(Dataset rows for apps and sites)
▼
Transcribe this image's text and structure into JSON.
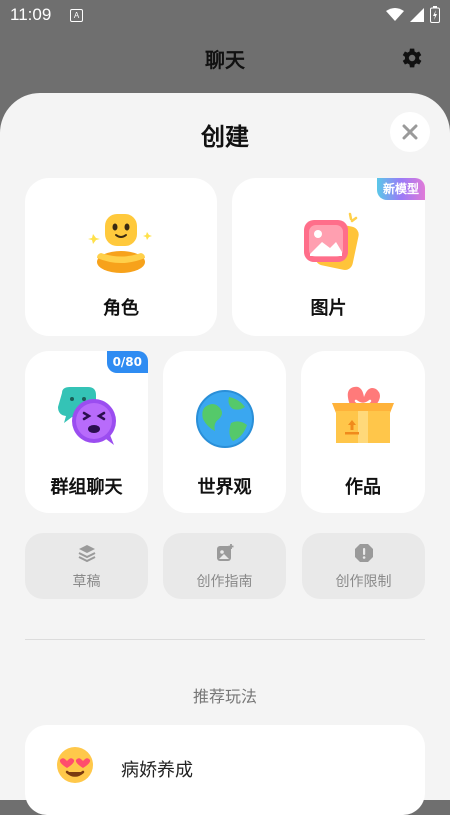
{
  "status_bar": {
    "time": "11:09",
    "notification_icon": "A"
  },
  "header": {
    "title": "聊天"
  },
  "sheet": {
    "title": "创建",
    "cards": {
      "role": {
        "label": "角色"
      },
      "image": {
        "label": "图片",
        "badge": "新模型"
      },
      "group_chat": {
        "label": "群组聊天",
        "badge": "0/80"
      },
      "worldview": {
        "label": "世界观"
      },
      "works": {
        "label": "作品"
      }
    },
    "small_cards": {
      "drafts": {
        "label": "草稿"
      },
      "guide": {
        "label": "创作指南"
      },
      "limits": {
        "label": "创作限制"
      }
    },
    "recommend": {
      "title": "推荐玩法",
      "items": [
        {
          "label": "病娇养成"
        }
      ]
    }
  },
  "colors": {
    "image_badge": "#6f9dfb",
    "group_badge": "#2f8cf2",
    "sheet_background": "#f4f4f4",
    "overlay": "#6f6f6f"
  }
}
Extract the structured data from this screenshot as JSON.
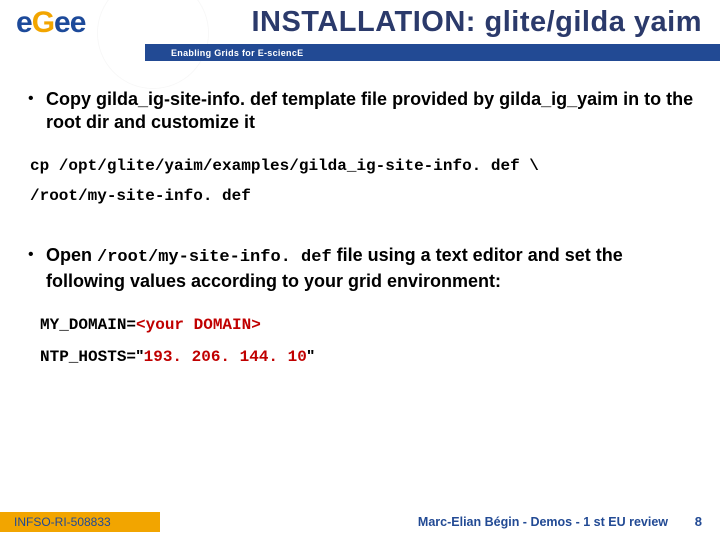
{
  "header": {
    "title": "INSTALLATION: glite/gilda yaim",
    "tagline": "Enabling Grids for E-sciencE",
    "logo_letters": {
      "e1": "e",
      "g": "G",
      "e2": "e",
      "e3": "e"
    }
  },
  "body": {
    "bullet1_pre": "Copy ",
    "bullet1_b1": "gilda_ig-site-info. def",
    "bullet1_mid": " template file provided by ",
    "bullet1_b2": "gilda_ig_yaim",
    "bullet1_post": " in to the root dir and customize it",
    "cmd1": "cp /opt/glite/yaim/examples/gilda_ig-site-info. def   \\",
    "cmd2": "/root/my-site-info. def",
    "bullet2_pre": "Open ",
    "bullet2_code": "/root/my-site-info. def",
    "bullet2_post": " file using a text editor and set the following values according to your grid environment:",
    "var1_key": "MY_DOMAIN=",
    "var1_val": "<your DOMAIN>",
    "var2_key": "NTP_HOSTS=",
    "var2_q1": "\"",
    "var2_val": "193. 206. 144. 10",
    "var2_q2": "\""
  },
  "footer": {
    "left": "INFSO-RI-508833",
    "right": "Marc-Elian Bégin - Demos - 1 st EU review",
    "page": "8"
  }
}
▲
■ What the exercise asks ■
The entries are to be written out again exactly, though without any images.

■ Solution for this task ■
Transcribe this image's text and structure into JSON.
{
  "status_bar": {
    "time": "11:09",
    "notification_icon": "A"
  },
  "header": {
    "title": "聊天"
  },
  "sheet": {
    "title": "创建",
    "cards": {
      "role": {
        "label": "角色"
      },
      "image": {
        "label": "图片",
        "badge": "新模型"
      },
      "group_chat": {
        "label": "群组聊天",
        "badge": "0/80"
      },
      "worldview": {
        "label": "世界观"
      },
      "works": {
        "label": "作品"
      }
    },
    "small_cards": {
      "drafts": {
        "label": "草稿"
      },
      "guide": {
        "label": "创作指南"
      },
      "limits": {
        "label": "创作限制"
      }
    },
    "recommend": {
      "title": "推荐玩法",
      "items": [
        {
          "label": "病娇养成"
        }
      ]
    }
  },
  "colors": {
    "image_badge": "#6f9dfb",
    "group_badge": "#2f8cf2",
    "sheet_background": "#f4f4f4",
    "overlay": "#6f6f6f"
  }
}
Extract the structured data from this screenshot as JSON.
{
  "header": {
    "title": "INSTALLATION: glite/gilda yaim",
    "tagline": "Enabling Grids for E-sciencE",
    "logo_letters": {
      "e1": "e",
      "g": "G",
      "e2": "e",
      "e3": "e"
    }
  },
  "body": {
    "bullet1_pre": "Copy ",
    "bullet1_b1": "gilda_ig-site-info. def",
    "bullet1_mid": " template file provided by ",
    "bullet1_b2": "gilda_ig_yaim",
    "bullet1_post": " in to the root dir and customize it",
    "cmd1": "cp /opt/glite/yaim/examples/gilda_ig-site-info. def   \\",
    "cmd2": "/root/my-site-info. def",
    "bullet2_pre": "Open ",
    "bullet2_code": "/root/my-site-info. def",
    "bullet2_post": " file using a text editor and set the following values according to your grid environment:",
    "var1_key": "MY_DOMAIN=",
    "var1_val": "<your DOMAIN>",
    "var2_key": "NTP_HOSTS=",
    "var2_q1": "\"",
    "var2_val": "193. 206. 144. 10",
    "var2_q2": "\""
  },
  "footer": {
    "left": "INFSO-RI-508833",
    "right": "Marc-Elian Bégin - Demos - 1 st EU review",
    "page": "8"
  }
}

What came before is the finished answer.